There’s actually a container of ice cream in my freezer and I haven’t touched it in months. I really should just throw it away but I kinda like that it’s there and that I don’t want to eat it. It shows me how far I’ve come.
And the best thing that has come from my binge eating for me, is that is led me here, to be the coach I wish I had when I was binge eating, to help all the wonderful people that I do, including you!
It may be hard for you to see now, but on the other side of your bingeing is going to be something amazing. You’re going to become the best version of yourself ever. This is nothing to feel self-pity about.
But you have to remember that wishing you were different, that you were like other people, isn’t going to get you there. Jealously is not proactive. It holds you back.
No more wishing and hoping and thinking and praying.
Get to work. Don’t focus on those other people to feel bad about yourself. Look at them as an example of what’s possible and then make that possibility happen for you.
There is no upside to jealousy.
So when you see your friend eating the way you want to, you can either feel jealous, thinking she has what you want and you can’t have it, or you can say, “Yes, that’s what I want and that’s what I’m going to get.”
And don’t forget, they probably have their own struggle they’re dealing with and if they’re anything like I was, they’re not talking about it. I didn’t go around talking about my binge eating. People thought I was such healthy eater because that’s all they saw. Whatever is it, don’t hate on them because their struggle is not yours. There’s no struggle that is any more significant than another, and we all got ’em at one time or another.
Drop your jealousy and start taking action. If you’ve been listening to all the episodes so far, you’ve gotten some good tools and concepts to work on, and there’s many more to come.

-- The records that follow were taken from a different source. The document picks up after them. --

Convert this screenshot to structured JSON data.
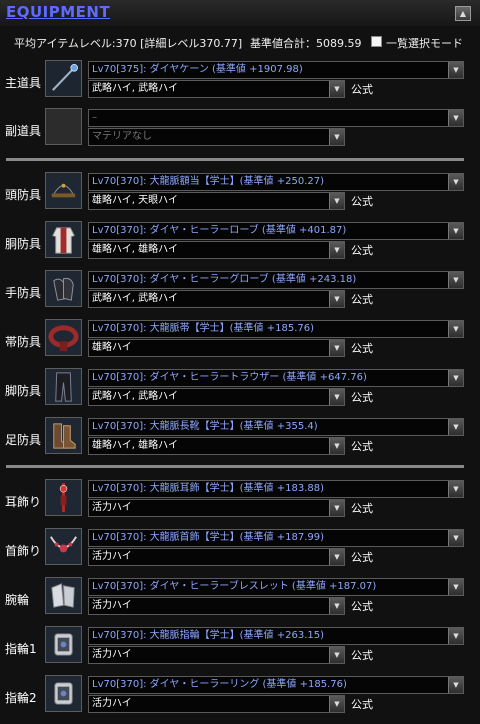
{
  "header": {
    "title": "EQUIPMENT",
    "collapse_icon": "▲"
  },
  "summary": {
    "avg_item_level": "平均アイテムレベル:370 [詳細レベル370.77]",
    "total_base_value": "基準値合計：5089.59",
    "list_select_mode_label": "一覧選択モード"
  },
  "formula_label": "公式",
  "dropdown_arrow": "▼",
  "slots": [
    {
      "label": "主道具",
      "icon": "cane-icon",
      "item": "Lv70[375]: ダイヤケーン (基準値 +1907.98)",
      "materia": "武略ハイ, 武略ハイ"
    },
    {
      "label": "副道具",
      "icon": "empty-slot-icon",
      "item": "–",
      "materia": "マテリアなし"
    },
    {
      "label": "頭防具",
      "icon": "hat-icon",
      "item": "Lv70[370]: 大龍脈額当【学士】(基準値 +250.27)",
      "materia": "雄略ハイ, 天眼ハイ"
    },
    {
      "label": "胴防具",
      "icon": "robe-icon",
      "item": "Lv70[370]: ダイヤ・ヒーラーローブ (基準値 +401.87)",
      "materia": "雄略ハイ, 雄略ハイ"
    },
    {
      "label": "手防具",
      "icon": "gloves-icon",
      "item": "Lv70[370]: ダイヤ・ヒーラーグローブ (基準値 +243.18)",
      "materia": "武略ハイ, 武略ハイ"
    },
    {
      "label": "帯防具",
      "icon": "belt-icon",
      "item": "Lv70[370]: 大龍脈帯【学士】(基準値 +185.76)",
      "materia": "雄略ハイ"
    },
    {
      "label": "脚防具",
      "icon": "trousers-icon",
      "item": "Lv70[370]: ダイヤ・ヒーラートラウザー (基準値 +647.76)",
      "materia": "武略ハイ, 武略ハイ"
    },
    {
      "label": "足防具",
      "icon": "boots-icon",
      "item": "Lv70[370]: 大龍脈長靴【学士】(基準値 +355.4)",
      "materia": "雄略ハイ, 雄略ハイ"
    },
    {
      "label": "耳飾り",
      "icon": "earring-icon",
      "item": "Lv70[370]: 大龍脈耳飾【学士】(基準値 +183.88)",
      "materia": "活力ハイ"
    },
    {
      "label": "首飾り",
      "icon": "necklace-icon",
      "item": "Lv70[370]: 大龍脈首飾【学士】(基準値 +187.99)",
      "materia": "活力ハイ"
    },
    {
      "label": "腕輪",
      "icon": "bracelet-icon",
      "item": "Lv70[370]: ダイヤ・ヒーラーブレスレット (基準値 +187.07)",
      "materia": "活力ハイ"
    },
    {
      "label": "指輪1",
      "icon": "ring-icon",
      "item": "Lv70[370]: 大龍脈指輪【学士】(基準値 +263.15)",
      "materia": "活力ハイ"
    },
    {
      "label": "指輪2",
      "icon": "ring-icon",
      "item": "Lv70[370]: ダイヤ・ヒーラーリング (基準値 +185.76)",
      "materia": "活力ハイ"
    }
  ]
}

If you have any questions about anything you’ve learned on this podcast, you can always go to the show notes page and leave a comment. Or you can just stop by to say hi! I love hearing from you guys. The page for this episode is coachkir.com/12. Or if you’d like you can just send me an email at email@example.com.
I look forward to hearing from you and I’ll talk to you next week. Bye bye.